Task brief: Every record below needs to be set down exactly. Pictures do not belong in the copy.

Available records:
☆ ☆ ☆ ☆
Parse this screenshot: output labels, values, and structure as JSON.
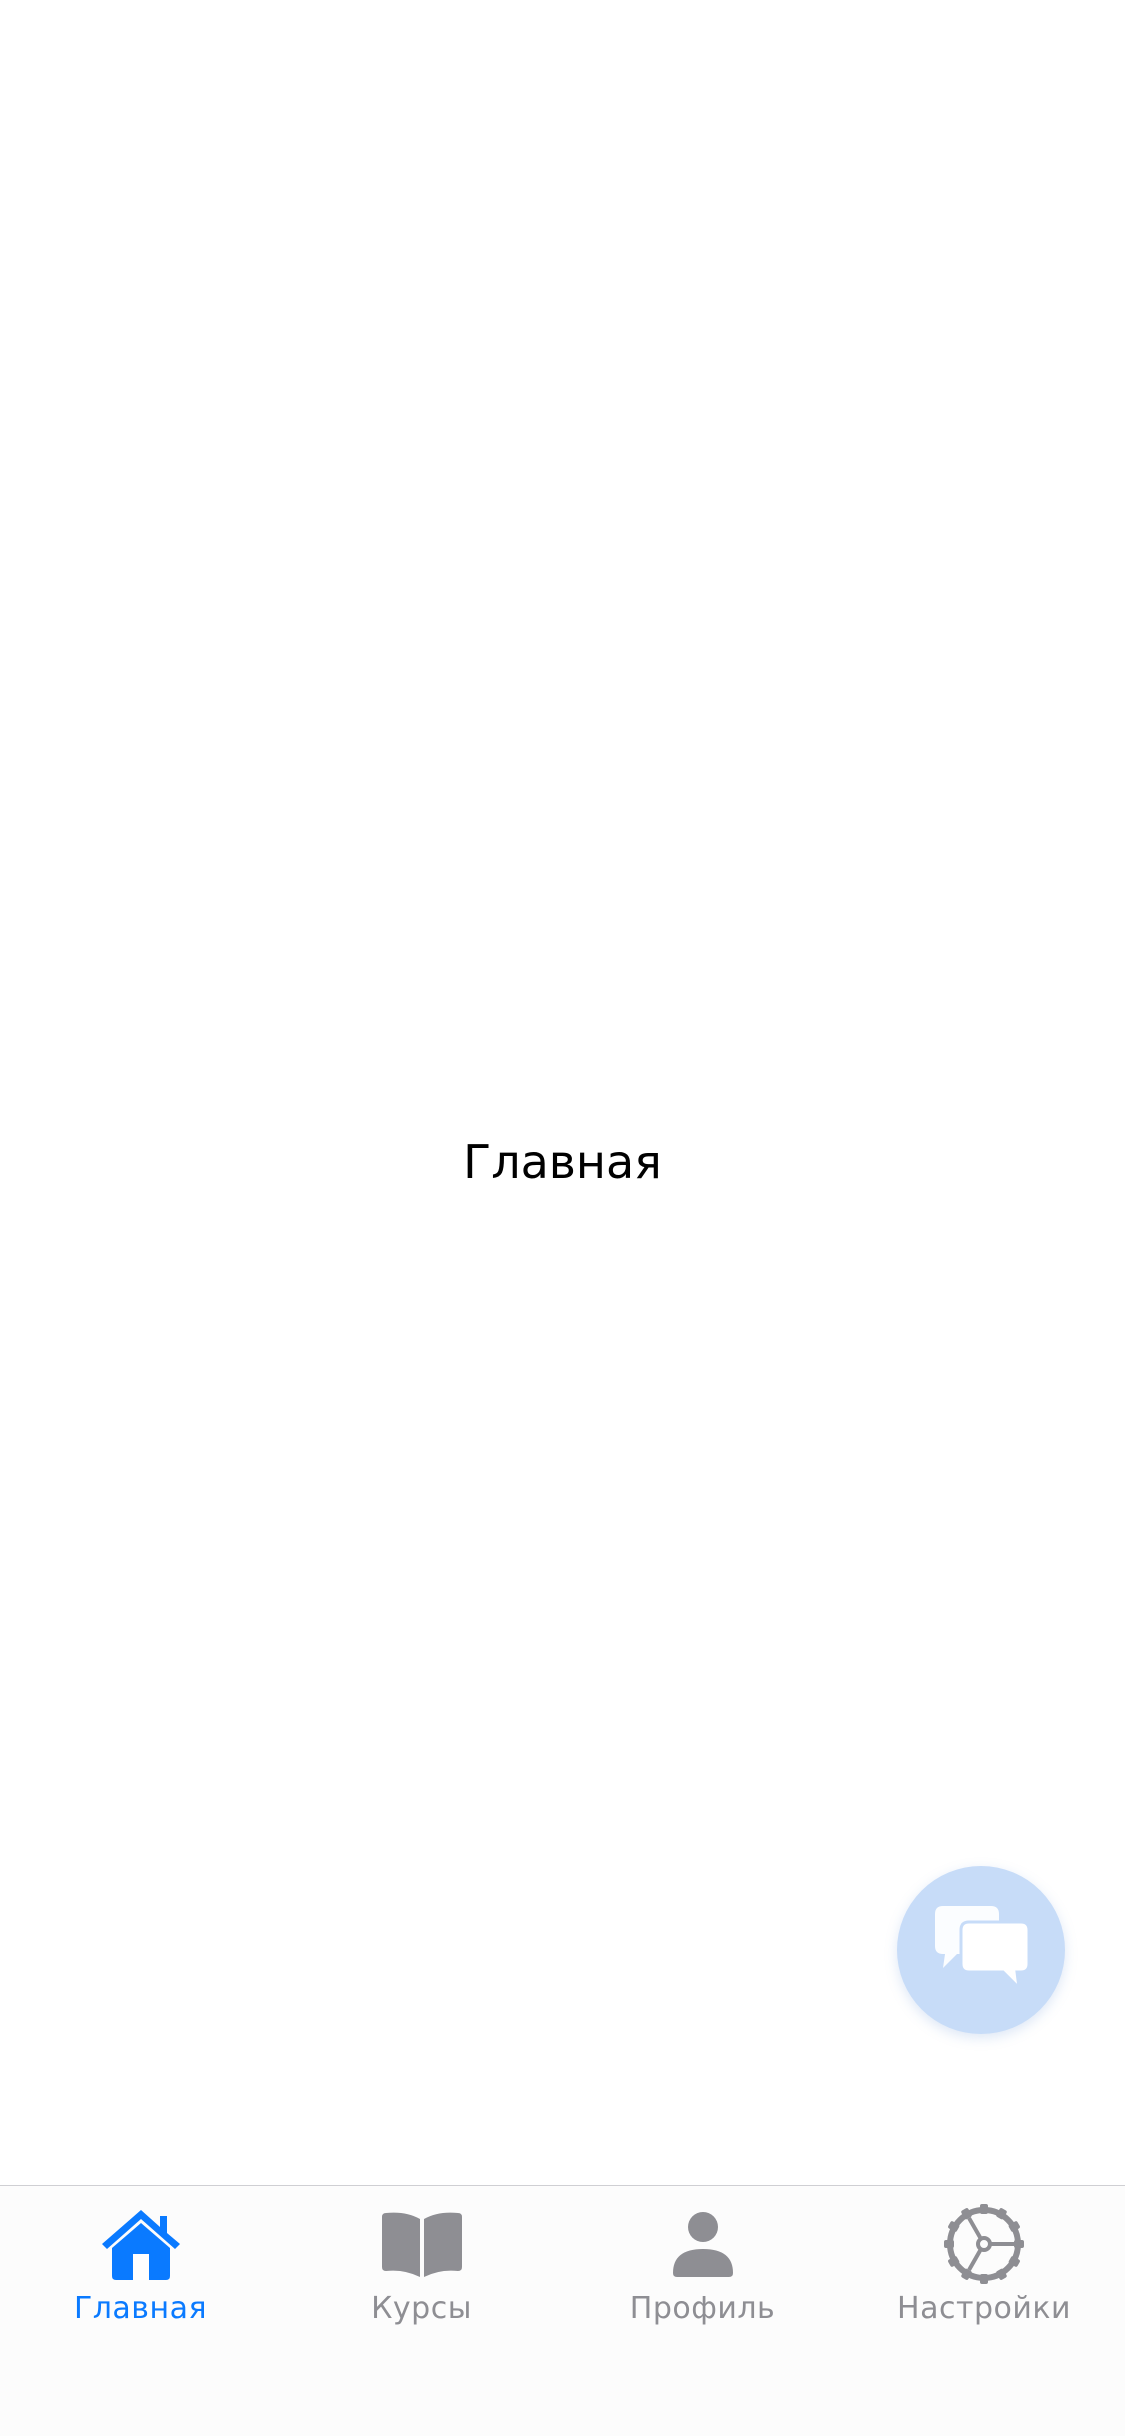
{
  "main": {
    "title": "Главная"
  },
  "chat_button": {
    "icon": "chat-bubbles-icon"
  },
  "tab_bar": {
    "active_color": "#0A7AFF",
    "inactive_color": "#8E8E93",
    "tabs": [
      {
        "label": "Главная",
        "icon": "house-icon",
        "active": true
      },
      {
        "label": "Курсы",
        "icon": "book-icon",
        "active": false
      },
      {
        "label": "Профиль",
        "icon": "person-icon",
        "active": false
      },
      {
        "label": "Настройки",
        "icon": "gear-icon",
        "active": false
      }
    ]
  }
}
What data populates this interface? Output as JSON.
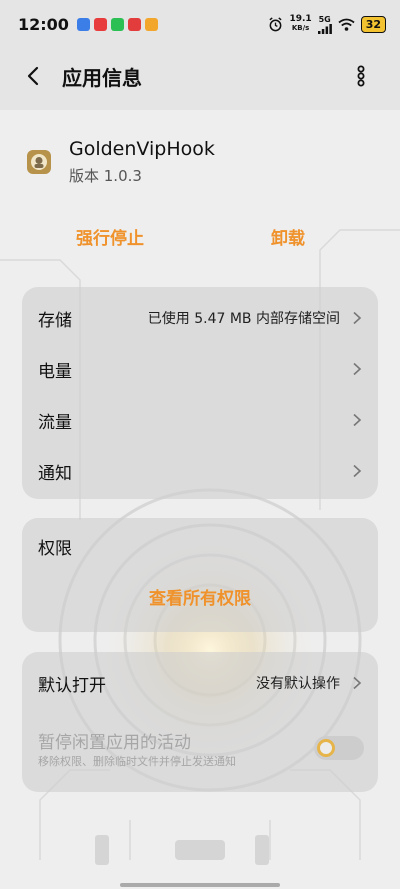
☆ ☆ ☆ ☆
Task solution:
Parse this screenshot: output labels, values, and structure as JSON.
{
  "main": {
    "title": "Главная"
  },
  "chat_button": {
    "icon": "chat-bubbles-icon"
  },
  "tab_bar": {
    "active_color": "#0A7AFF",
    "inactive_color": "#8E8E93",
    "tabs": [
      {
        "label": "Главная",
        "icon": "house-icon",
        "active": true
      },
      {
        "label": "Курсы",
        "icon": "book-icon",
        "active": false
      },
      {
        "label": "Профиль",
        "icon": "person-icon",
        "active": false
      },
      {
        "label": "Настройки",
        "icon": "gear-icon",
        "active": false
      }
    ]
  }
}
What data populates this interface? Output as JSON.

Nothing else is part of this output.